But not this time. Our Corgi, Weasley (named after the "Weasley's" in Harry Potter because of his red fur!), died Sunday, unexpectedly and without preparation. There was no warning, no bracing myself, one minute he was here, in the next breath, he wasn't. And I'm not ok with it. Add in the fact that Sunday was Mother's Day and it's just been an emotional storm I was not made to weather. (I think Mother's Day could have it's own post battling it's own set of issues......) Not only has this sudden loss shaken my core, but it's also stormed into the lives of the rest of our family. The older children, cognitively, know that Weasley is dead, but they need someone to blame. However, the newly turned 4 year old is having the most difficult time because he knows, but he doesn't know. The concept of death is not something that he can fully grasp (and honestly, who really can? I know I'm struggling with it- the fairness, the why, they how could this happen, oh my goodness, what if I just drop dead right here right now because my heart stops because I'm going a mile a minute and never stopping and and and and) Between reading this book, and watching a Daniel Tiger episode, it's helped. There is no textbook on walking your young child through loss (or maybe there is and I just missed it!), and there is no one size fits all solution to helping them through it. What has helped us, has been watching the episode where Daniel Tiger's fish dies. Daniel's Father is so calm, and so patient with Daniel as he explains what has happened, Reading this story together (and watching mommy cry), has provided opportunities for the middle children to feel safe to express their feelings, and to share their emotions. If you are facing a death, a loss, in your life, and you have young children (and even if you don't have children, these have both helped me!), I highly recommend these resources, as well as the episode where Mr. Rogers talks about death. Hearing someone else explain it, in calm, caring, words sometimes is just what you need when you just can't start to understand.
I'm not ready to make a list of the 10 good things about Weasley, but everyday , I am reminded by how much a part of our family he was. And I feel that ache, that loss, that grief again. But I also smile and remember, I remember how much he meant to us, and how very fragile this gift of life is. It's a reminder to not waste it, to not loose it, but to embrace each moment, each second, as your last. In his last breath, in his last moment on this earth, my sweet doggy wanted one last pet from him person, from me, he sat by me and waited for me to pet him and acknowledge him. May we all be so blessed in our last moments that we feel safe, and free, to find that which means the most to us.

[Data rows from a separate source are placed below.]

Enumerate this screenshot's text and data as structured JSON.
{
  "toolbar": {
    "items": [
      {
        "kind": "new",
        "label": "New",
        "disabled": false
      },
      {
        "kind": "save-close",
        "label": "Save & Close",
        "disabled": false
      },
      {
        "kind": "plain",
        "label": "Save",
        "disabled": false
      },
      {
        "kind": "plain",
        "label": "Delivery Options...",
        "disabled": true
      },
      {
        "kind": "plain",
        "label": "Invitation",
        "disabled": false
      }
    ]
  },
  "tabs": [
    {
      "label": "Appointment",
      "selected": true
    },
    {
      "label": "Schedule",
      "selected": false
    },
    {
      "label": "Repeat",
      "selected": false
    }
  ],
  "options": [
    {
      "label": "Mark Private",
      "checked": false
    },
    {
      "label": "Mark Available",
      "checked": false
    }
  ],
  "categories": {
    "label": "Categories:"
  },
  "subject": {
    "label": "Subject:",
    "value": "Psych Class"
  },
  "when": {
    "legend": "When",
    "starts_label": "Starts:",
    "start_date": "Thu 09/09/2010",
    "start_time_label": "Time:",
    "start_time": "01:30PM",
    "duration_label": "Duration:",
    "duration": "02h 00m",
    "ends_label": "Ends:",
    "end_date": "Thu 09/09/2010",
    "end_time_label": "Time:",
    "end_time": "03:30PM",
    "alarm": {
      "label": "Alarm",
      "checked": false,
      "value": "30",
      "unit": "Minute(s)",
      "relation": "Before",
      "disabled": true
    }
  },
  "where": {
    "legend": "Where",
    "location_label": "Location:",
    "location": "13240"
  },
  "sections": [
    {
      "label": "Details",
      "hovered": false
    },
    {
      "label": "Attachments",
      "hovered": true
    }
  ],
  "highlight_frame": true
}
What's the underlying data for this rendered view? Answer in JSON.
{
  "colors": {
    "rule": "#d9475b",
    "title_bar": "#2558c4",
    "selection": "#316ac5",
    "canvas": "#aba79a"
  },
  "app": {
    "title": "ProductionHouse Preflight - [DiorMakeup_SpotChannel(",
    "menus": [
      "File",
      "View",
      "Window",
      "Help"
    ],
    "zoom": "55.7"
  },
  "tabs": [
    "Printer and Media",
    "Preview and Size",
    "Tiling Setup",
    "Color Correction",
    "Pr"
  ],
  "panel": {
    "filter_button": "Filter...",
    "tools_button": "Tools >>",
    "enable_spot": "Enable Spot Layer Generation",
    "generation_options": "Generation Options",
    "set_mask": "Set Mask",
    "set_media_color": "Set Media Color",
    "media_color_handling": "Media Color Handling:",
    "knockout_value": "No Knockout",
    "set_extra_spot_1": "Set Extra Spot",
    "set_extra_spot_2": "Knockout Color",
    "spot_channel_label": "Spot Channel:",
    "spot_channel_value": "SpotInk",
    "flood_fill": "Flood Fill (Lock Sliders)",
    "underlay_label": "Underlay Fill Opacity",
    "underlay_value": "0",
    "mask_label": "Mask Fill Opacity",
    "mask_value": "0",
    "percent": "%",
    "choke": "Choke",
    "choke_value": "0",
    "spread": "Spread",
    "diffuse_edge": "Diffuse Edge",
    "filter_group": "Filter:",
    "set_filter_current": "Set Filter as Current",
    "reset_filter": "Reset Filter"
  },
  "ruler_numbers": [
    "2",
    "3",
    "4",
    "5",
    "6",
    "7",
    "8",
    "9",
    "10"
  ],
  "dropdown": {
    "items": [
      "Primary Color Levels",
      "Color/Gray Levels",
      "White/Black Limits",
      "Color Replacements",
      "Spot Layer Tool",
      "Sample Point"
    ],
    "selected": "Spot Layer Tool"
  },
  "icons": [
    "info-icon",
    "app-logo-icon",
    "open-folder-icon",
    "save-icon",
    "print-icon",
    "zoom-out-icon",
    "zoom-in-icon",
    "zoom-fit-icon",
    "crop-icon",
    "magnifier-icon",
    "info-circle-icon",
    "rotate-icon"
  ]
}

Dearest readers, I am so very sorry if any of you are facing a loss in your lives this week. Know my heart is aching for you and with you. May you find some comfort, somewhere, may you find the peace you so desperately need. I'm here and I care. And when you need to, as Daniel's father says, "Ask questions about what happened. It might help."
Live Loved dear ones, my hope for you today is that you Live Loved.